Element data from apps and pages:
•••••

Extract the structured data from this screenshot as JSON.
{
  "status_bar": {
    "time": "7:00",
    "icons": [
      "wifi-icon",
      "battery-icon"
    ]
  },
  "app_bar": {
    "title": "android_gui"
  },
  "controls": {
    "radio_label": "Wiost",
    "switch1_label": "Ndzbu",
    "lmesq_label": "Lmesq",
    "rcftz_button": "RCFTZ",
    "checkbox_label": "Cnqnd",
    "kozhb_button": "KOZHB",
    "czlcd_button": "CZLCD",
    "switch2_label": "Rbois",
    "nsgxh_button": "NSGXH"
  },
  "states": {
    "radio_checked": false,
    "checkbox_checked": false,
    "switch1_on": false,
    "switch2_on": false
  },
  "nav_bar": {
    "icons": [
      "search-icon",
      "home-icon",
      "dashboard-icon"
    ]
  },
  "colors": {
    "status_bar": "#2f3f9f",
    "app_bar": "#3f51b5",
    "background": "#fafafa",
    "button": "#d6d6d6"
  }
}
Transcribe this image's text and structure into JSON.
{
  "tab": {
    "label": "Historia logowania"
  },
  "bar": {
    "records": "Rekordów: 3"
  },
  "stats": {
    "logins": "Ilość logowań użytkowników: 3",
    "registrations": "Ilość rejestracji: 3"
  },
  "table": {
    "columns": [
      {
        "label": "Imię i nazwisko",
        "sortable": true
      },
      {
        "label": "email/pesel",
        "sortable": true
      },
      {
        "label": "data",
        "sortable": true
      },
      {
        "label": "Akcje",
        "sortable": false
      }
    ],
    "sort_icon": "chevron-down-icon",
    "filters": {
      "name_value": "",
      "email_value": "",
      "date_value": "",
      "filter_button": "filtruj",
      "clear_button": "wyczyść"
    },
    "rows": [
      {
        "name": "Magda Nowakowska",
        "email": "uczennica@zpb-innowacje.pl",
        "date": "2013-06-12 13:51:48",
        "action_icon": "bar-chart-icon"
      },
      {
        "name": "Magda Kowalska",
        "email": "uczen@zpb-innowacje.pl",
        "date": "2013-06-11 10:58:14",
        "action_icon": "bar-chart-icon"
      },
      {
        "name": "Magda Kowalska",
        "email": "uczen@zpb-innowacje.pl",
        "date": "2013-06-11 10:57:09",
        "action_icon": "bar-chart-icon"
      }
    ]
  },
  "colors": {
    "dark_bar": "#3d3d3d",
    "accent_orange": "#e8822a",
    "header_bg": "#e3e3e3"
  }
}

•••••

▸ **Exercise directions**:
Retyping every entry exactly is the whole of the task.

▸ **Solved exercise**:
Extract the structured data from this screenshot as JSON.
{
  "status_bar": {
    "time": "7:00",
    "icons": [
      "wifi-icon",
      "battery-icon"
    ]
  },
  "app_bar": {
    "title": "android_gui"
  },
  "controls": {
    "radio_label": "Wiost",
    "switch1_label": "Ndzbu",
    "lmesq_label": "Lmesq",
    "rcftz_button": "RCFTZ",
    "checkbox_label": "Cnqnd",
    "kozhb_button": "KOZHB",
    "czlcd_button": "CZLCD",
    "switch2_label": "Rbois",
    "nsgxh_button": "NSGXH"
  },
  "states": {
    "radio_checked": false,
    "checkbox_checked": false,
    "switch1_on": false,
    "switch2_on": false
  },
  "nav_bar": {
    "icons": [
      "search-icon",
      "home-icon",
      "dashboard-icon"
    ]
  },
  "colors": {
    "status_bar": "#2f3f9f",
    "app_bar": "#3f51b5",
    "background": "#fafafa",
    "button": "#d6d6d6"
  }
}
Transcribe this image's text and structure into JSON.
{
  "tab": {
    "label": "Historia logowania"
  },
  "bar": {
    "records": "Rekordów: 3"
  },
  "stats": {
    "logins": "Ilość logowań użytkowników: 3",
    "registrations": "Ilość rejestracji: 3"
  },
  "table": {
    "columns": [
      {
        "label": "Imię i nazwisko",
        "sortable": true
      },
      {
        "label": "email/pesel",
        "sortable": true
      },
      {
        "label": "data",
        "sortable": true
      },
      {
        "label": "Akcje",
        "sortable": false
      }
    ],
    "sort_icon": "chevron-down-icon",
    "filters": {
      "name_value": "",
      "email_value": "",
      "date_value": "",
      "filter_button": "filtruj",
      "clear_button": "wyczyść"
    },
    "rows": [
      {
        "name": "Magda Nowakowska",
        "email": "uczennica@zpb-innowacje.pl",
        "date": "2013-06-12 13:51:48",
        "action_icon": "bar-chart-icon"
      },
      {
        "name": "Magda Kowalska",
        "email": "uczen@zpb-innowacje.pl",
        "date": "2013-06-11 10:58:14",
        "action_icon": "bar-chart-icon"
      },
      {
        "name": "Magda Kowalska",
        "email": "uczen@zpb-innowacje.pl",
        "date": "2013-06-11 10:57:09",
        "action_icon": "bar-chart-icon"
      }
    ]
  },
  "colors": {
    "dark_bar": "#3d3d3d",
    "accent_orange": "#e8822a",
    "header_bg": "#e3e3e3"
  }
}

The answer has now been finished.